»»

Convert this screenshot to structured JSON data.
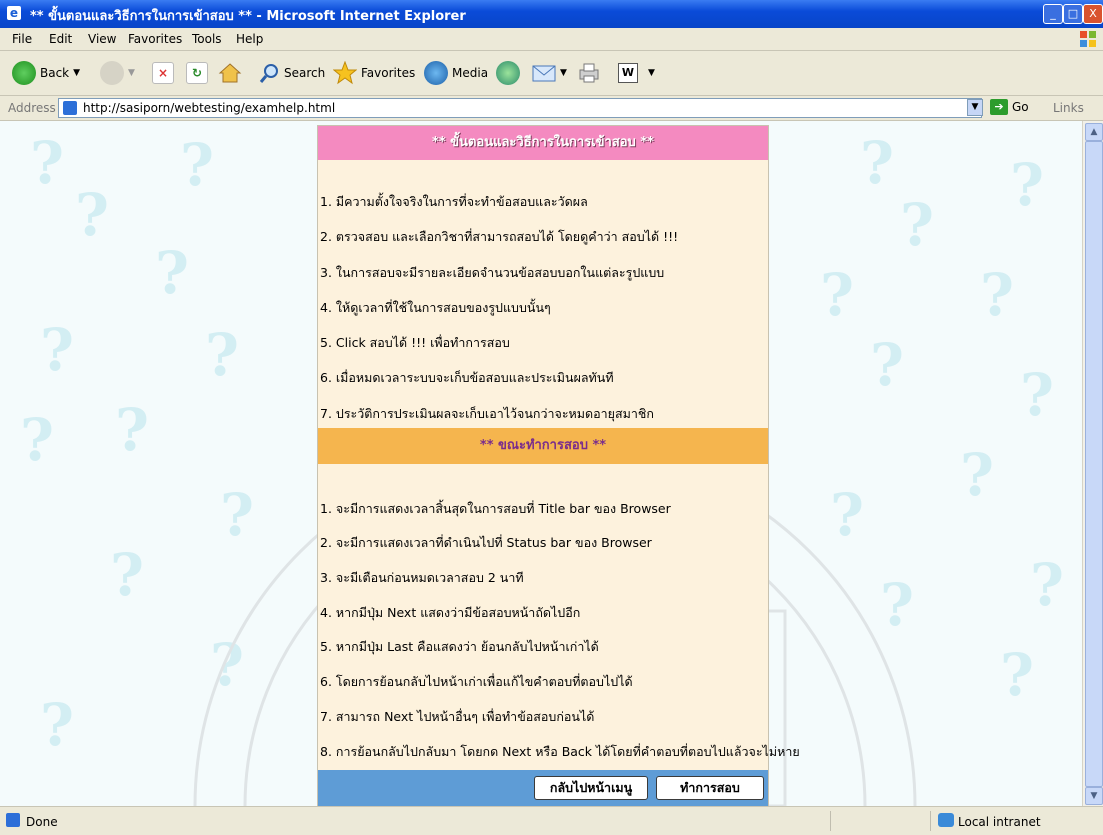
{
  "window": {
    "title": "** ขั้นตอนและวิธีการในการเข้าสอบ ** - Microsoft Internet Explorer",
    "min": "_",
    "max": "□",
    "close": "X"
  },
  "menu": [
    "File",
    "Edit",
    "View",
    "Favorites",
    "Tools",
    "Help"
  ],
  "toolbar": {
    "back": "Back",
    "search": "Search",
    "favorites": "Favorites",
    "media": "Media"
  },
  "address": {
    "label": "Address",
    "url": "http://sasiporn/webtesting/examhelp.html",
    "go": "Go",
    "links": "Links"
  },
  "page": {
    "header1": "** ขั้นตอนและวิธีการในการเข้าสอบ **",
    "steps": [
      "1. มีความตั้งใจจริงในการที่จะทำข้อสอบและวัดผล",
      "2. ตรวจสอบ และเลือกวิชาที่สามารถสอบได้ โดยดูคำว่า สอบได้ !!!",
      "3. ในการสอบจะมีรายละเอียดจำนวนข้อสอบบอกในแต่ละรูปแบบ",
      "4. ให้ดูเวลาที่ใช้ในการสอบของรูปแบบนั้นๆ",
      "5. Click สอบได้ !!! เพื่อทำการสอบ",
      "6. เมื่อหมดเวลาระบบจะเก็บข้อสอบและประเมินผลทันที",
      "7. ประวัติการประเมินผลจะเก็บเอาไว้จนกว่าจะหมดอายุสมาชิก"
    ],
    "header2": "** ขณะทำการสอบ **",
    "during": [
      "1. จะมีการแสดงเวลาสิ้นสุดในการสอบที่ Title bar ของ Browser",
      "2. จะมีการแสดงเวลาที่ดำเนินไปที่ Status bar ของ Browser",
      "3. จะมีเตือนก่อนหมดเวลาสอบ 2 นาที",
      "4. หากมีปุ่ม Next แสดงว่ามีข้อสอบหน้าถัดไปอีก",
      "5. หากมีปุ่ม Last คือแสดงว่า ย้อนกลับไปหน้าเก่าได้",
      "6. โดยการย้อนกลับไปหน้าเก่าเพื่อแก้ไขคำตอบที่ตอบไปได้",
      "7. สามารถ Next ไปหน้าอื่นๆ เพื่อทำข้อสอบก่อนได้",
      "8. การย้อนกลับไปกลับมา โดยกด Next หรือ Back ได้โดยที่คำตอบที่ตอบไปแล้วจะไม่หาย"
    ],
    "btn_menu": "กลับไปหน้าเมนู",
    "btn_exam": "ทำการสอบ"
  },
  "status": {
    "left": "Done",
    "zone": "Local intranet"
  },
  "colors": {
    "header1_bg": "#f48ac0",
    "header2_bg": "#f5b54e",
    "panel_bg": "#fdf2dd",
    "footer_bg": "#5e9cd6",
    "titlebar": "#0a4bd8"
  }
}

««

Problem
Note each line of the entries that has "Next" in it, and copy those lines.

Response to the task
      "4. หากมีปุ่ม Next แสดงว่ามีข้อสอบหน้าถัดไปอีก",
      "7. สามารถ Next ไปหน้าอื่นๆ เพื่อทำข้อสอบก่อนได้",
      "8. การย้อนกลับไปกลับมา โดยกด Next หรือ Back ได้โดยที่คำตอบที่ตอบไปแล้วจะไม่หาย"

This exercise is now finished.